Farmer Boldwood is the second lover and is the victim of a very poorly thought-out prank (it’s not even a prank, it was like, “hey, let’s screw with Boldwood, he’s weird”).
Finally there’s the soldier Francis Troy, who’s basically the 19th century equivalent of Zapp Brannigan. I read all his dialogue in Zapp’s voice and kept waiting for Kif to show up. Again, that made for some entertaining reading.
Anyway. It’s a soap opera on a farm. That’s always entertaining, right?
Favorite part: I feel bad calling this my favorite part, but Hardy did a great job showing how devastated Boldwood had become after he realized that the whole “Bathsheba loves you HAHA JUST KIDDING LOLZ” incident.

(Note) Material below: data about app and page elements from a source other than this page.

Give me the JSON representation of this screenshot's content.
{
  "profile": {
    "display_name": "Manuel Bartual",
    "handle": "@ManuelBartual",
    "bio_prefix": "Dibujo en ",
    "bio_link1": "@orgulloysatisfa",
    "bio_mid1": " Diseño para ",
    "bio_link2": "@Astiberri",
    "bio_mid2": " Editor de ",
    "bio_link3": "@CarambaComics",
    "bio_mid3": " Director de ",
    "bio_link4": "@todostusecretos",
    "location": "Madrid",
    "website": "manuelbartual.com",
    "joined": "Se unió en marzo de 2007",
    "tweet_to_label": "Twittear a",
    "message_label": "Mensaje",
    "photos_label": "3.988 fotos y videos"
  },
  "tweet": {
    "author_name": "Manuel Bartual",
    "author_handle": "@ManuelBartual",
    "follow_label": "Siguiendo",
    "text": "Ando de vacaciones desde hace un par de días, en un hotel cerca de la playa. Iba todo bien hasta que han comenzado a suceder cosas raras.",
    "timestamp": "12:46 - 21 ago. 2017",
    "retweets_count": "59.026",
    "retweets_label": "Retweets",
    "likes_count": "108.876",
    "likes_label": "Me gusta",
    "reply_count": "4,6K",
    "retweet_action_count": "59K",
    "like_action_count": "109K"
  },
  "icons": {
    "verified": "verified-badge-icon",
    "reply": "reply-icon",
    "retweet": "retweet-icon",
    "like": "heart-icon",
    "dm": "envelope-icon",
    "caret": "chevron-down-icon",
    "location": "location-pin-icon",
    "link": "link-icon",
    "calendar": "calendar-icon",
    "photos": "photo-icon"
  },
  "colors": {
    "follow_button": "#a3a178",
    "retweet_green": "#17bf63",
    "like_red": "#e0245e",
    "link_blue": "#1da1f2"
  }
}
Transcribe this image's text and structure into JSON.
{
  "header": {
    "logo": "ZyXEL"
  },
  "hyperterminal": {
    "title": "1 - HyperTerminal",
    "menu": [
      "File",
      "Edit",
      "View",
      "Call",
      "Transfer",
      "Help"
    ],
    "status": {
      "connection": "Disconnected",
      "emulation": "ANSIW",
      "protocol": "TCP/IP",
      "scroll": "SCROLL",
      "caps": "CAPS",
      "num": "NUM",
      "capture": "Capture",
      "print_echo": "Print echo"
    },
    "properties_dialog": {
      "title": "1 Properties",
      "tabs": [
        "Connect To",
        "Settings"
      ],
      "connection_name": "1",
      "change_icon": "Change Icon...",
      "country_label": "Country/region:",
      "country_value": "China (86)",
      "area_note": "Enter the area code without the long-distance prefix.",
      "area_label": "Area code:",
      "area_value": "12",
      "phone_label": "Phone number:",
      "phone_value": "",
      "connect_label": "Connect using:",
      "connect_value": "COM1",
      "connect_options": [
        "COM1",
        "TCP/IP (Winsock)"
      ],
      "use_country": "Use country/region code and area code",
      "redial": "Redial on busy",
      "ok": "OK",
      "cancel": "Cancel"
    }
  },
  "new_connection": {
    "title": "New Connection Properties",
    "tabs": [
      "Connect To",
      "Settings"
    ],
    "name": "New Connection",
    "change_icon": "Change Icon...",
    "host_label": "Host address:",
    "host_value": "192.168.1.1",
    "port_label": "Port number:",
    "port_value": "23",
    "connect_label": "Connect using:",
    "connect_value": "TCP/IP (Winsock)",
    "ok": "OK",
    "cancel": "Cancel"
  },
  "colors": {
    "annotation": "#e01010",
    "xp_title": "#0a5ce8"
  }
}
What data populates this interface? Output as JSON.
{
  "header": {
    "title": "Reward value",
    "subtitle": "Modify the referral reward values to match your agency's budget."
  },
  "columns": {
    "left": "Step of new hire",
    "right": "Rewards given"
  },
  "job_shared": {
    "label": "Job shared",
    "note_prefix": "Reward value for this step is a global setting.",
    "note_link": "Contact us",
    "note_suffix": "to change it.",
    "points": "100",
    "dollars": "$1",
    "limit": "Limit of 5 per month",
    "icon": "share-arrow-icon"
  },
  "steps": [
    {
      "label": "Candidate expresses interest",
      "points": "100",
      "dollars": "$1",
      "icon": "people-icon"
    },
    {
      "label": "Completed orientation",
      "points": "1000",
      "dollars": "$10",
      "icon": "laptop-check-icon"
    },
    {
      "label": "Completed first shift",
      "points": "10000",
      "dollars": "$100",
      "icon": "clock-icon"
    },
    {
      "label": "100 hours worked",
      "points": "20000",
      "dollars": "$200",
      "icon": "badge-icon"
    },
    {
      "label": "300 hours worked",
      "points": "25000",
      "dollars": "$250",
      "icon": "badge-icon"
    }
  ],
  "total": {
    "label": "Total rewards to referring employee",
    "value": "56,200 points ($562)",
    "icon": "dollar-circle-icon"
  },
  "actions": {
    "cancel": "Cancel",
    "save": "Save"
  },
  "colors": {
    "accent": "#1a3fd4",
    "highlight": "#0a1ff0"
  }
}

I felt bad for the dude.
Have I read this before: Yup! In fact, this was the very first book I read when I started my book list back in 7th grade.
Review: This is one of the longer ones (~700 pages in the copy I’ve got) and it doesn’t really pick up until Philip, the main character, leaves England and heads to Paris for art school.
Ah, Philip. I don’t know if it was Maugham’s intention to have the reader get ridiculously frustrated with Philip’s on/off relationship with Mildred (who is the most obnoxious character ever), but if it was, mission accomplished. By like the time he takes her in after she’s destroyed his life for like the fifth time, I was like “COME ON, PHILIP, NO!”
Anyway. Other than that, this was a very appropriate book for me to read at this point in my life. The book basically chronicles Philip’s attempts at “starting his life” and, in this process, all his social awkwardness, self-doubt, career changes, and fear. I don’t remember it being so relatable in 7th grade, but I totally felt it now. Like I said, it takes a little while to get into this book, but I think it’s worth it, especially for those of us in our 20s.
Favorite part: There were a few good lines/sections in here, particularly regarding the idea of free will and determinism. I particularly enjoyed Philip’s conversation with Cronshaw in chapter 45, all about free will vs. determinism. And this quote in chapter 28, as Philip is renouncing his religion: “From old habit, unconsciously he thanked God that he no longer believed in Him.”